      So I like to cook with eggplant! I like the color, shape, look and taste of eggplant. I literally have trouble stopping myself from buying eggplant every time I am at the market. It takes great will power to walk past the overflowing bins of eggplant at my local market....not to mention the 2 for $3.00 sign that taunts me with no shame! So I confess, I am addicted to buying eggplant...but I know there are far worse things I could be addicted to!

      I concocted this recipe in an attempt to convince Mike that eggplant gratin has the potential of being more sustainable with added pasta. Also, every time I ask him what he feels like for dinner he requests either pizza or pasta!

      • 2 cups brown rice or whole wheat pasta, cooked
      • 1 24 oz. bottle of Marinara Sauce (or make from scratch like I did)
      • 1 eggplant, sliced into 1/4 inch thick rounds
      • 3/4 cup Parmesan Cheese, grated
      • 3/4 cup Mozarella, grated
      • 1/2 cup fresh basil, chopped
      • salt and pepper, freshly ground
      • 1/4 cup bread crumbs
      1. Season eggplant rounds with salt and pepper and allow them to sit in a colander for about 15 minutes.
      2. Preheat oven to 400°.
      3. Arrange eggplant rounds on two baking sheets and bake for 10 minutes on each side.
      4. Grease a large baking dish and pour 1/3 of marinara sauce into dish. Layer 1/3 pasta on top of sauce followed by 1/3 eggplant rounds, chopped basil and finish with 1/3 of both Parmesan and Mozzarella. Repeat layers twice more sprinkling bread crumbs on last layer and finishing with the cheeses.
      5. Cover with tin foil and bake at 350° for 25 minutes.

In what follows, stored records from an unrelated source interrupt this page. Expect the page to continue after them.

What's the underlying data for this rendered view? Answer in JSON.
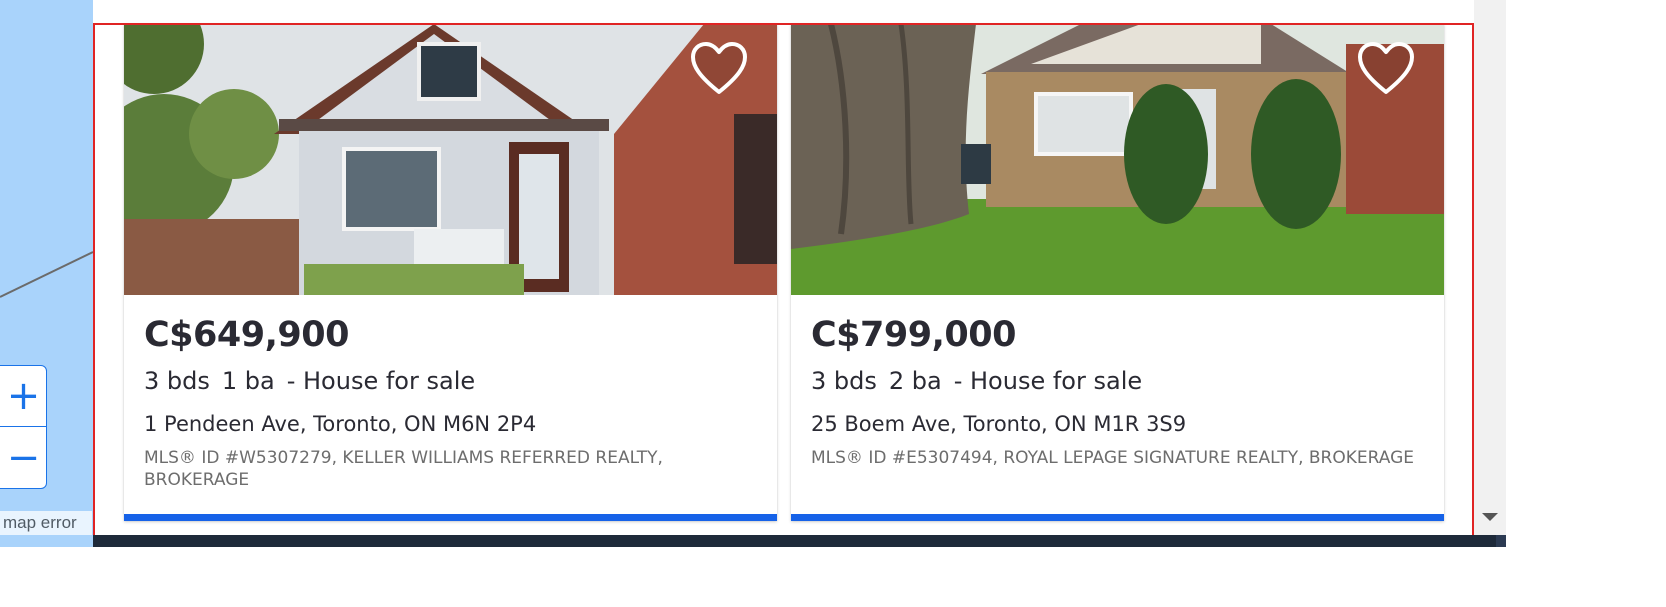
{
  "map": {
    "zoom_in_label": "+",
    "zoom_out_label": "−",
    "error_text": "map error",
    "background_color": "#a9d3fb"
  },
  "listings": [
    {
      "price": "C$649,900",
      "beds": "3 bds",
      "baths": "1 ba",
      "type": "- House for sale",
      "address": "1 Pendeen Ave, Toronto, ON M6N 2P4",
      "mls": "MLS® ID #W5307279, KELLER WILLIAMS REFERRED REALTY, BROKERAGE",
      "photo_icon": "house-photo",
      "favorite_icon": "heart-outline-icon"
    },
    {
      "price": "C$799,000",
      "beds": "3 bds",
      "baths": "2 ba",
      "type": "- House for sale",
      "address": "25 Boem Ave, Toronto, ON M1R 3S9",
      "mls": "MLS® ID #E5307494, ROYAL LEPAGE SIGNATURE REALTY, BROKERAGE",
      "photo_icon": "house-photo",
      "favorite_icon": "heart-outline-icon"
    }
  ],
  "colors": {
    "accent": "#1662e8",
    "selection": "#e02424",
    "text": "#2a2a33"
  }
}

Uncover and bake for another 10 minutes until cheese is bubbly.